Omit the images and reproduce the rest of the entries exactly.
(Beginning of Data for this exercise)
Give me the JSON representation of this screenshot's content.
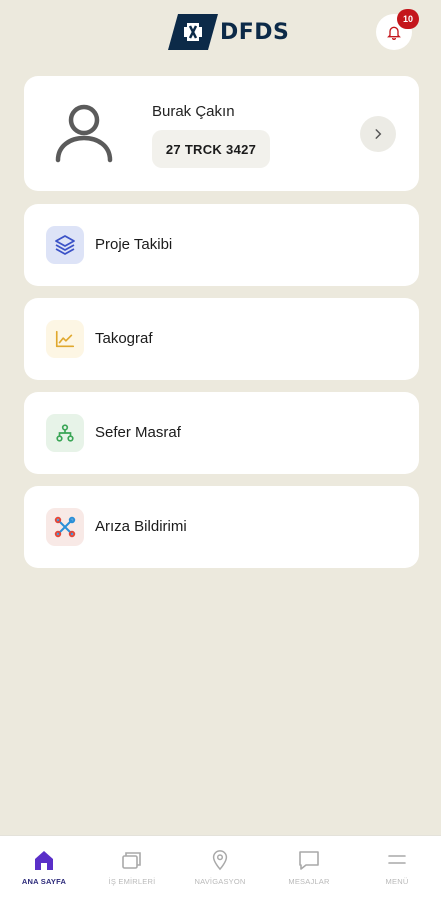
{
  "header": {
    "logo_text": "DFDS",
    "notification_count": "10",
    "brand_color": "#0c2a48",
    "badge_color": "#c4161c"
  },
  "profile": {
    "name": "Burak Çakın",
    "plate": "27 TRCK 3427"
  },
  "menu": [
    {
      "label": "Proje Takibi",
      "icon": "layers-icon",
      "color": "#3b52c7"
    },
    {
      "label": "Takograf",
      "icon": "line-chart-icon",
      "color": "#e0a82e"
    },
    {
      "label": "Sefer Masraf",
      "icon": "hierarchy-icon",
      "color": "#3aa556"
    },
    {
      "label": "Arıza Bildirimi",
      "icon": "tools-icon",
      "color": "#2a8fd8"
    }
  ],
  "tabs": [
    {
      "label": "ANA SAYFA",
      "icon": "home-icon",
      "active": true
    },
    {
      "label": "İŞ EMİRLERİ",
      "icon": "cards-icon",
      "active": false
    },
    {
      "label": "NAVİGASYON",
      "icon": "location-pin-icon",
      "active": false
    },
    {
      "label": "MESAJLAR",
      "icon": "chat-icon",
      "active": false
    },
    {
      "label": "MENÜ",
      "icon": "hamburger-icon",
      "active": false
    }
  ],
  "accent_color": "#5a2fc8"
}
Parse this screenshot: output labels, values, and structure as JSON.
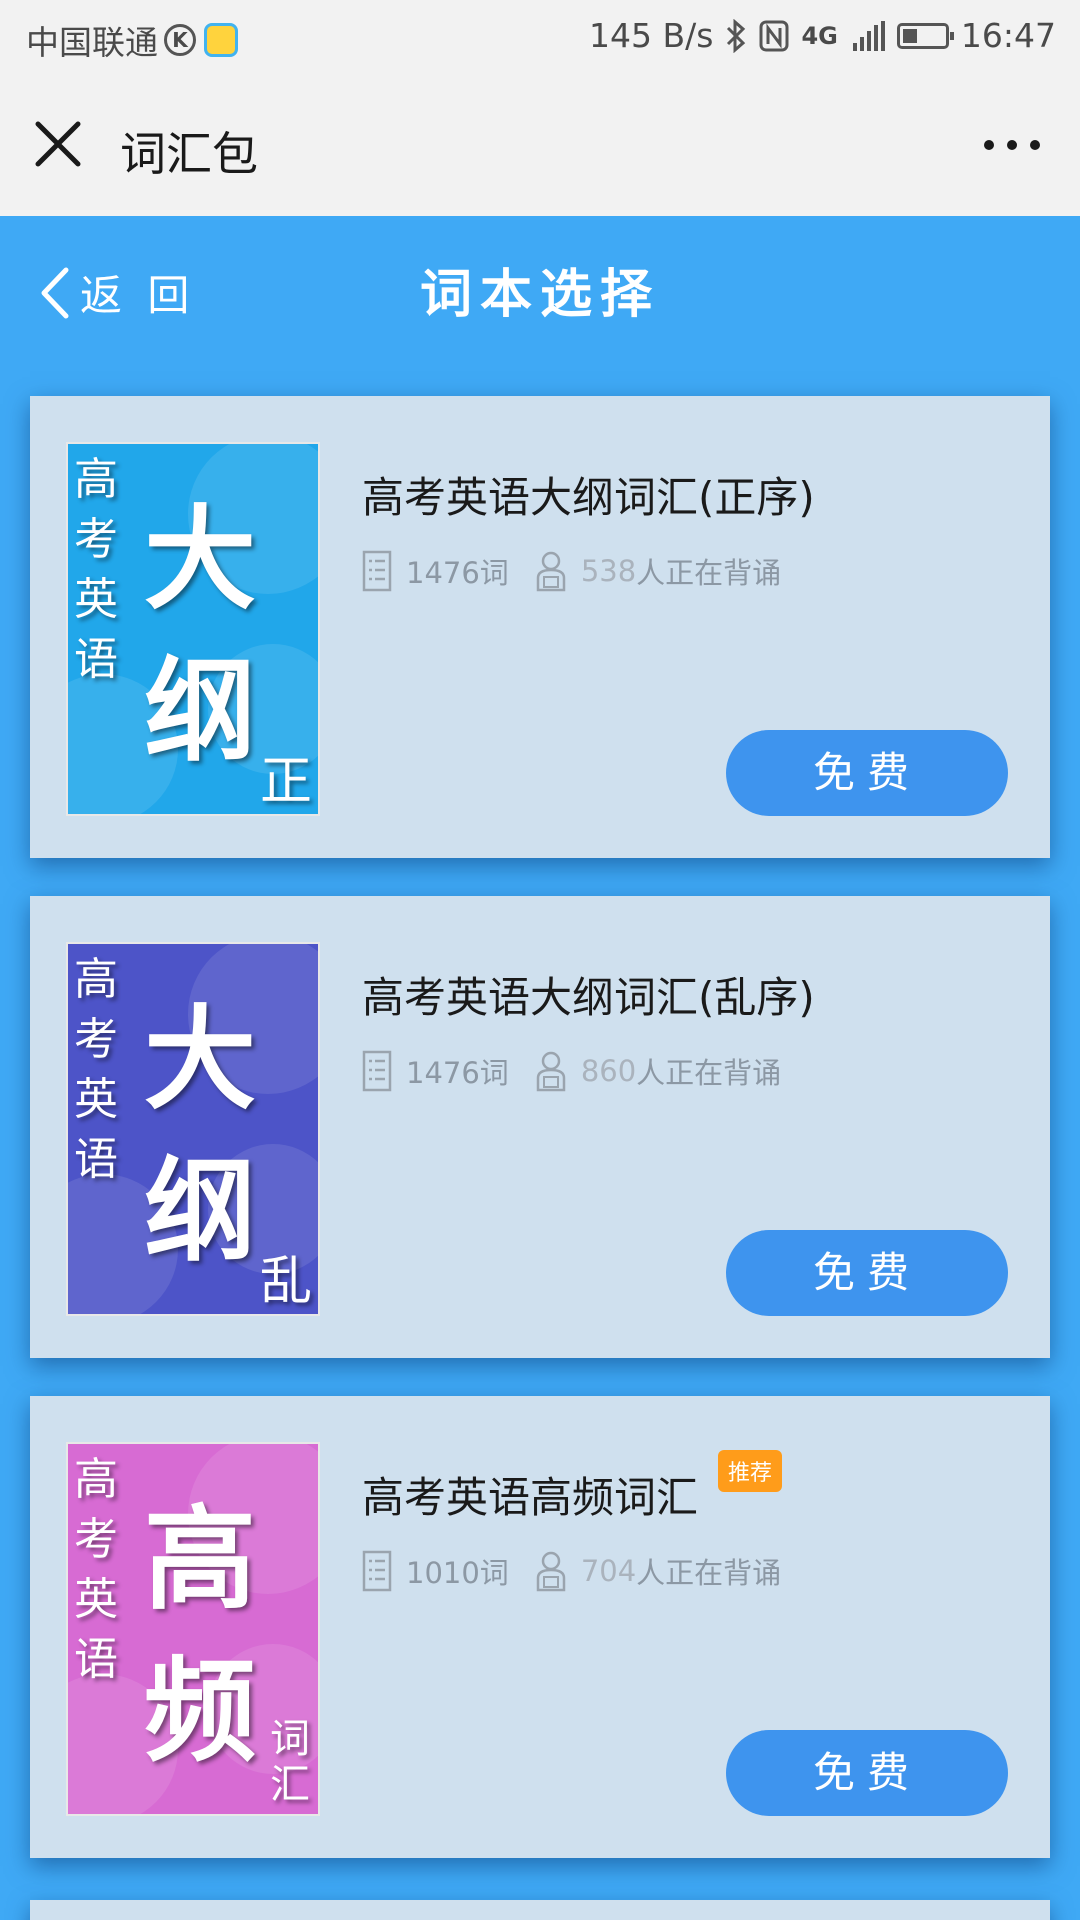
{
  "status_bar": {
    "carrier": "中国联通",
    "k_badge": "K",
    "net_speed": "145 B/s",
    "network_type": "4G",
    "time": "16:47",
    "icons": [
      "bluetooth-icon",
      "nfc-icon",
      "signal-icon",
      "battery-icon"
    ]
  },
  "app_header": {
    "title": "词汇包",
    "close_icon": "close-icon",
    "more_icon": "more-icon"
  },
  "page_nav": {
    "back_label": "返 回",
    "title": "词本选择"
  },
  "colors": {
    "page_bg": "#3fa9f5",
    "card_bg": "#cfe0ee",
    "button": "#3e94ee",
    "badge": "#ff9c1a"
  },
  "books": [
    {
      "title": "高考英语大纲词汇(正序)",
      "word_count": "1476词",
      "learners_count": "538",
      "learners_suffix": "人正在背诵",
      "button_label": "免费",
      "cover": {
        "side_text": "高考英语",
        "big_text": "大纲",
        "tag": "正",
        "color": "#21a7ea"
      }
    },
    {
      "title": "高考英语大纲词汇(乱序)",
      "word_count": "1476词",
      "learners_count": "860",
      "learners_suffix": "人正在背诵",
      "button_label": "免费",
      "cover": {
        "side_text": "高考英语",
        "big_text": "大纲",
        "tag": "乱",
        "color": "#4d54c8"
      }
    },
    {
      "title": "高考英语高频词汇",
      "badge": "推荐",
      "word_count": "1010词",
      "learners_count": "704",
      "learners_suffix": "人正在背诵",
      "button_label": "免费",
      "cover": {
        "side_text": "高考英语",
        "big_text": "高频",
        "tag": "词汇",
        "color": "#d76bd3"
      }
    }
  ]
}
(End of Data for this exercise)
### Exercise answer:
Give me the JSON representation of this screenshot's content.
{
  "header": {
    "logo_text": "DFDS",
    "notification_count": "10",
    "brand_color": "#0c2a48",
    "badge_color": "#c4161c"
  },
  "profile": {
    "name": "Burak Çakın",
    "plate": "27 TRCK 3427"
  },
  "menu": [
    {
      "label": "Proje Takibi",
      "icon": "layers-icon",
      "color": "#3b52c7"
    },
    {
      "label": "Takograf",
      "icon": "line-chart-icon",
      "color": "#e0a82e"
    },
    {
      "label": "Sefer Masraf",
      "icon": "hierarchy-icon",
      "color": "#3aa556"
    },
    {
      "label": "Arıza Bildirimi",
      "icon": "tools-icon",
      "color": "#2a8fd8"
    }
  ],
  "tabs": [
    {
      "label": "ANA SAYFA",
      "icon": "home-icon",
      "active": true
    },
    {
      "label": "İŞ EMİRLERİ",
      "icon": "cards-icon",
      "active": false
    },
    {
      "label": "NAVİGASYON",
      "icon": "location-pin-icon",
      "active": false
    },
    {
      "label": "MESAJLAR",
      "icon": "chat-icon",
      "active": false
    },
    {
      "label": "MENÜ",
      "icon": "hamburger-icon",
      "active": false
    }
  ],
  "accent_color": "#5a2fc8"
}
Parse this screenshot: output labels, values, and structure as JSON.
{
  "status_bar": {
    "carrier": "中国联通",
    "k_badge": "K",
    "net_speed": "145 B/s",
    "network_type": "4G",
    "time": "16:47",
    "icons": [
      "bluetooth-icon",
      "nfc-icon",
      "signal-icon",
      "battery-icon"
    ]
  },
  "app_header": {
    "title": "词汇包",
    "close_icon": "close-icon",
    "more_icon": "more-icon"
  },
  "page_nav": {
    "back_label": "返 回",
    "title": "词本选择"
  },
  "colors": {
    "page_bg": "#3fa9f5",
    "card_bg": "#cfe0ee",
    "button": "#3e94ee",
    "badge": "#ff9c1a"
  },
  "books": [
    {
      "title": "高考英语大纲词汇(正序)",
      "word_count": "1476词",
      "learners_count": "538",
      "learners_suffix": "人正在背诵",
      "button_label": "免费",
      "cover": {
        "side_text": "高考英语",
        "big_text": "大纲",
        "tag": "正",
        "color": "#21a7ea"
      }
    },
    {
      "title": "高考英语大纲词汇(乱序)",
      "word_count": "1476词",
      "learners_count": "860",
      "learners_suffix": "人正在背诵",
      "button_label": "免费",
      "cover": {
        "side_text": "高考英语",
        "big_text": "大纲",
        "tag": "乱",
        "color": "#4d54c8"
      }
    },
    {
      "title": "高考英语高频词汇",
      "badge": "推荐",
      "word_count": "1010词",
      "learners_count": "704",
      "learners_suffix": "人正在背诵",
      "button_label": "免费",
      "cover": {
        "side_text": "高考英语",
        "big_text": "高频",
        "tag": "词汇",
        "color": "#d76bd3"
      }
    }
  ]
}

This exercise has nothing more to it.